//  CustomUIFactory.swift

import SwiftUI
import StreamChat
import StreamChatSwiftUI
import EffectsLibrary

class CustomUIFactory: ViewFactory {
    @Injected(\.chatClient) public var chatClient

    private init() {}

    public static let shared = CustomUIFactory()

    func makeReactionsBackgroundView(
        currentSnapshot: UIImage,
        popInAnimationInProgress: Bool
    ) -> some View {

        // Add the effects as the background of the emoji reactions
        SnowView()
    }  
}

The video below shows the snow animation on the emoji reactions’ background.

Recap

To conclude, you have learned about integrating particle system animations such as snow, confetti, fireworks, and rain with SwiftUI projects. Not only that. You have discovered how to apply the Effects Library animations to the Stream Chat SwiftUI sample application. Additionally, you have unlocked the advanced customization options of the effects.

Start using the Effects Library today to integrate screen and background animations into your next iOS and SwiftUI projects.

What Next?

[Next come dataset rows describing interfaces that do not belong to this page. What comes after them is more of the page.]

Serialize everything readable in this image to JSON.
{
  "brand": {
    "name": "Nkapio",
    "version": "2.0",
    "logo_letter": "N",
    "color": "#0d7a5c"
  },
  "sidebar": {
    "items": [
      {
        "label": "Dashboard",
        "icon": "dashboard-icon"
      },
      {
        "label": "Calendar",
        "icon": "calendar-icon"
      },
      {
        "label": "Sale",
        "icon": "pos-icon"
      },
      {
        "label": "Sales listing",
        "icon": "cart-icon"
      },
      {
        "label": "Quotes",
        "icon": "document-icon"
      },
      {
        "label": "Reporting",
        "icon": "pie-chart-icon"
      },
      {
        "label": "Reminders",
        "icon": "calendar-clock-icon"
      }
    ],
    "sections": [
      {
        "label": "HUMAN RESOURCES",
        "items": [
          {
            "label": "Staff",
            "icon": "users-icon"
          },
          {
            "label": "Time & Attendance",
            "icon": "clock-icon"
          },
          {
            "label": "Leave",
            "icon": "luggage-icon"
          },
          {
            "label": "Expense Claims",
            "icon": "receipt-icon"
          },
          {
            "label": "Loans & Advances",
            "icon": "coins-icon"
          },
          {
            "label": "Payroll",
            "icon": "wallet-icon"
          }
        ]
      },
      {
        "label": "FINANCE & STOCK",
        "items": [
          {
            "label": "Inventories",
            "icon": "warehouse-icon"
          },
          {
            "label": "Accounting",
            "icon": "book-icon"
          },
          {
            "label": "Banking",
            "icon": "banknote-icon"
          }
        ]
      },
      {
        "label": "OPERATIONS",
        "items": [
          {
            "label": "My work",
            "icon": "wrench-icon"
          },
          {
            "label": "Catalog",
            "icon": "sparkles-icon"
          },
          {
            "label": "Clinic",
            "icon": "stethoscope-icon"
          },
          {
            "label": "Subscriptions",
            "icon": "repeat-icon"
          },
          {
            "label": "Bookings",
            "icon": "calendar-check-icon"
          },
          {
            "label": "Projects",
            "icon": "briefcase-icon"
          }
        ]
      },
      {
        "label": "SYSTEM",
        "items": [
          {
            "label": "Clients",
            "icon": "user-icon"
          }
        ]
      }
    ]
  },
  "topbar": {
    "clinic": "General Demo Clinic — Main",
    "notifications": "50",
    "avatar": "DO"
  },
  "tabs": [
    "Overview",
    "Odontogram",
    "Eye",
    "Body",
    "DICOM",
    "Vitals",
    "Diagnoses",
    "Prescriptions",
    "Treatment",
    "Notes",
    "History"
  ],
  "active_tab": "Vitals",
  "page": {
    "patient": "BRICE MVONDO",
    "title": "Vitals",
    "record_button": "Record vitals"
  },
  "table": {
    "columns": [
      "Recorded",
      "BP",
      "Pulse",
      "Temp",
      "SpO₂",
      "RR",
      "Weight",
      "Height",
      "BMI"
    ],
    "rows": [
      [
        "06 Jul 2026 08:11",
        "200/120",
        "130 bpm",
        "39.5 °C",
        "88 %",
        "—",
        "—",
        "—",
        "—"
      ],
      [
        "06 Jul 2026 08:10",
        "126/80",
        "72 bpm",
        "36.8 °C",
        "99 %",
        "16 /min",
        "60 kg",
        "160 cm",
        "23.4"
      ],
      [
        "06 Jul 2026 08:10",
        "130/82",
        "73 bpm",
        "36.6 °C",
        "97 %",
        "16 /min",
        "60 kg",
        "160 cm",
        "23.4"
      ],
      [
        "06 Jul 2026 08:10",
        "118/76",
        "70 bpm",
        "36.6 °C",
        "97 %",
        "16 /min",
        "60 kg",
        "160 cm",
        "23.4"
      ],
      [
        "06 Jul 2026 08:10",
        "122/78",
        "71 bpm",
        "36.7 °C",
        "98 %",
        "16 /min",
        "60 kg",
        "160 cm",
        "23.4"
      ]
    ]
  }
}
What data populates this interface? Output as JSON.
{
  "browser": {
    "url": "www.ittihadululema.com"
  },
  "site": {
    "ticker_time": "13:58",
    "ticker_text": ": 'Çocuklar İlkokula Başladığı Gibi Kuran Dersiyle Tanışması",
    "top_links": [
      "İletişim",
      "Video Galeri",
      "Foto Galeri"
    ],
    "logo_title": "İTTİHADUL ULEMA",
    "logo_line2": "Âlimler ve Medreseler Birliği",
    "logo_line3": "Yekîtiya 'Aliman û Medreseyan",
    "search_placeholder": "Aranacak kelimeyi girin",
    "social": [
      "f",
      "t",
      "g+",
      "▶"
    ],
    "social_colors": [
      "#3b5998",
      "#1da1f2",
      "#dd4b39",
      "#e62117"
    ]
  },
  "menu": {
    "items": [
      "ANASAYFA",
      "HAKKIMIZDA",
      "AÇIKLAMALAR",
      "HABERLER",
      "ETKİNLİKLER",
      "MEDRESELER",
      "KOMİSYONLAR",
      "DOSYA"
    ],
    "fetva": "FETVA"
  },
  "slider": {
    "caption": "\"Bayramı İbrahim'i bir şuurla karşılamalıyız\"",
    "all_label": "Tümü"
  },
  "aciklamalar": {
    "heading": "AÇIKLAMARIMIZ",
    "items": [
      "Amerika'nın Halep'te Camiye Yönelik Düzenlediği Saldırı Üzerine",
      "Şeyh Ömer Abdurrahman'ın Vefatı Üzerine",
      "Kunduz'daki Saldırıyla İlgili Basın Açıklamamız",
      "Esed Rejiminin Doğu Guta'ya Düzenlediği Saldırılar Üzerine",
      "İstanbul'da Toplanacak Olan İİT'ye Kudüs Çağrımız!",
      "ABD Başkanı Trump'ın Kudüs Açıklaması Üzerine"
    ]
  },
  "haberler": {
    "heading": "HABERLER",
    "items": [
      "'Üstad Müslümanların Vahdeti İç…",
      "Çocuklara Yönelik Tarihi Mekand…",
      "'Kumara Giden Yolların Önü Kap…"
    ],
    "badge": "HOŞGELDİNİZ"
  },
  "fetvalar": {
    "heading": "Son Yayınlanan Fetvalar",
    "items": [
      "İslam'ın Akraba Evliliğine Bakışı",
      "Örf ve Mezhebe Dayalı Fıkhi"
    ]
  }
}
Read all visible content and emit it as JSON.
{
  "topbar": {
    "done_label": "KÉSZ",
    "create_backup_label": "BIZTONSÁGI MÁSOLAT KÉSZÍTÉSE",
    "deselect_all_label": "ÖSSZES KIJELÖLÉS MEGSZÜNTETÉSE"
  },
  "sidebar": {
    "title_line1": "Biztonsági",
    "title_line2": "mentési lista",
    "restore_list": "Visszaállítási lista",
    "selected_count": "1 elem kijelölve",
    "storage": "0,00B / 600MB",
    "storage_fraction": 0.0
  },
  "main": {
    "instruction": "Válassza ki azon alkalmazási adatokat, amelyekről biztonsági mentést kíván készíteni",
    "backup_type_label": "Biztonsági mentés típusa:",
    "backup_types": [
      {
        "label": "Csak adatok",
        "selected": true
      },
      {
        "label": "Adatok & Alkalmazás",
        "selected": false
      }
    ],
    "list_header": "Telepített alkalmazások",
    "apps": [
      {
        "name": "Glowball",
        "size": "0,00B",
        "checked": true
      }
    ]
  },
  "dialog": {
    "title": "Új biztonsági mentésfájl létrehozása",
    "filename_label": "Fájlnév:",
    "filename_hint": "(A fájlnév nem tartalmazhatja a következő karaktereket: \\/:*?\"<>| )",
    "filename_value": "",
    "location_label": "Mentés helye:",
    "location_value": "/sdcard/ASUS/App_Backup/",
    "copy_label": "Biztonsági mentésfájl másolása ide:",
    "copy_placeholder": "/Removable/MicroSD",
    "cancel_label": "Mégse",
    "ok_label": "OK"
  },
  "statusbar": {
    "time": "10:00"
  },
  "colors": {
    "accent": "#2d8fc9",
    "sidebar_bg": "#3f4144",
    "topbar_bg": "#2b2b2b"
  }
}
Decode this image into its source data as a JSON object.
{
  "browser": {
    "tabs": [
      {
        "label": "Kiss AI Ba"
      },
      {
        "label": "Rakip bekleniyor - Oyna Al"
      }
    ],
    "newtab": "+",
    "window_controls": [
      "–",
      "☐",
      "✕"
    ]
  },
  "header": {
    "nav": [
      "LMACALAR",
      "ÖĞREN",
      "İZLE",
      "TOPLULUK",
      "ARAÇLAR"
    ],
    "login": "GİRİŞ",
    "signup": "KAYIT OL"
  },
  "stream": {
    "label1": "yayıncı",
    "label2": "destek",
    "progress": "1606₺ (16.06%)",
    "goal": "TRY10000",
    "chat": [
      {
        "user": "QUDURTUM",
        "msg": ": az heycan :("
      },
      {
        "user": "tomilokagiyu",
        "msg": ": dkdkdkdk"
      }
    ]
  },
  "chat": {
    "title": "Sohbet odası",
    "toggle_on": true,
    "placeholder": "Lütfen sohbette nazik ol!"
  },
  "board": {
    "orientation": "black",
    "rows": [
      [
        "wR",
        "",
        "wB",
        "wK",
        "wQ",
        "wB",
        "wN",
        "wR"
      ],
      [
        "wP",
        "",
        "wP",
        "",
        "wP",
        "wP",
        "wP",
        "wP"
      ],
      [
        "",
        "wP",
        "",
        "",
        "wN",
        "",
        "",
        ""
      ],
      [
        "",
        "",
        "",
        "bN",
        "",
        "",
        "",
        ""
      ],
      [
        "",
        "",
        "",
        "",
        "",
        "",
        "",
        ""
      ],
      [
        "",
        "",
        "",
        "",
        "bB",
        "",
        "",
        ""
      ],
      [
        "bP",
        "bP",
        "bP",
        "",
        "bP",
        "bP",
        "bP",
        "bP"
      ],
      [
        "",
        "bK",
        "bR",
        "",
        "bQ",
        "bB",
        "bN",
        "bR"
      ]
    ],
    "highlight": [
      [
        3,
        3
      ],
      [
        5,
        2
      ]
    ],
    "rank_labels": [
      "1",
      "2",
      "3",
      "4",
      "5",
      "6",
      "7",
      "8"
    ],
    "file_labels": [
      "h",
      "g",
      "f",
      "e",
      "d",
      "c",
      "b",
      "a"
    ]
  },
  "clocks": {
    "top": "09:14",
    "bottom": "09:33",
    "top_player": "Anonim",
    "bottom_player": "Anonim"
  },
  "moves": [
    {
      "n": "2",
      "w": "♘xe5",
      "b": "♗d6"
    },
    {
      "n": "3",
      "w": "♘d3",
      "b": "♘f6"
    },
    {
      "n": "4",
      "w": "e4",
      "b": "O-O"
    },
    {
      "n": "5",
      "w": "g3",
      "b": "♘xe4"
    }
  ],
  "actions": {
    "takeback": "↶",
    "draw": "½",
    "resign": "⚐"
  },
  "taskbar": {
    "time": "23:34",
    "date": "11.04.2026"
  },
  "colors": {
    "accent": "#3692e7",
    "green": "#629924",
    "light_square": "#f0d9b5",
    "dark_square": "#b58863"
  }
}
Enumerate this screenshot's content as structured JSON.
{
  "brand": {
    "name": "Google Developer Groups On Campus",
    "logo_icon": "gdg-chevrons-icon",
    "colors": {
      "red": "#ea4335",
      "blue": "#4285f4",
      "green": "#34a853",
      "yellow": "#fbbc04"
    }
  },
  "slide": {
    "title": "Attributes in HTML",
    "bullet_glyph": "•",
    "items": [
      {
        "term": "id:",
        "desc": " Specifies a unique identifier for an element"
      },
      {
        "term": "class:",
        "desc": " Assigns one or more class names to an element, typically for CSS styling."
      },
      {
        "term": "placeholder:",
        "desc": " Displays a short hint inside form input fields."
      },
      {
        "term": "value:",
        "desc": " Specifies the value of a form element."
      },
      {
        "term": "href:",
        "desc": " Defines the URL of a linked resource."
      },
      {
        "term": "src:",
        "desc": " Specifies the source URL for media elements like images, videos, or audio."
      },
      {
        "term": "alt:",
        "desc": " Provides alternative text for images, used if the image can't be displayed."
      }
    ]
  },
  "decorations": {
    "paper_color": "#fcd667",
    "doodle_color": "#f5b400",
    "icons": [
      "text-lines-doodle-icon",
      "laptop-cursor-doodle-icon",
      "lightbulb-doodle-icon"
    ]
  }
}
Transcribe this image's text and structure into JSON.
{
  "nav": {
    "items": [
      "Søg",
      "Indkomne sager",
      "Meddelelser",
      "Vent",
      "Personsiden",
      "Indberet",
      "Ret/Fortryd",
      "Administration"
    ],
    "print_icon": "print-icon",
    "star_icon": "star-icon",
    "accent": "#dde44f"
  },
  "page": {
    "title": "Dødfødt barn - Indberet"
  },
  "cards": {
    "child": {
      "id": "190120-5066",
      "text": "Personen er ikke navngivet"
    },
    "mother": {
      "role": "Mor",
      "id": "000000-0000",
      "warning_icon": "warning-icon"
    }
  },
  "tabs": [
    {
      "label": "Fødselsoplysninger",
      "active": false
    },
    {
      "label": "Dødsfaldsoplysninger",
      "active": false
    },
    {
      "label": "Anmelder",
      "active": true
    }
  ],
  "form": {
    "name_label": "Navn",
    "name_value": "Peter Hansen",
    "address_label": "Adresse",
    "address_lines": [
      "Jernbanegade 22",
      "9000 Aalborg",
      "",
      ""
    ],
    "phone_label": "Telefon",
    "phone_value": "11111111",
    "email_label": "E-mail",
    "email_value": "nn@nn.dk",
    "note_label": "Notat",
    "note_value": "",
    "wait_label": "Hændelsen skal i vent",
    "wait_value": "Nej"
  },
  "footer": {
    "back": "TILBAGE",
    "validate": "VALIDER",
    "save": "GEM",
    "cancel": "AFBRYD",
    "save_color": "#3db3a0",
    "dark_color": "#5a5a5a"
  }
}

You can apply the screen effects and background animations you learned in this tutorial in many different use cases, like chat messaging apps. Check Stream’s SwiftUI Chat SDK to add real-time messaging to your iOS apps. If you are interested in learning more about SwiftUI animations, visit the SwiftUI series on the Stream Developers YouTube channel.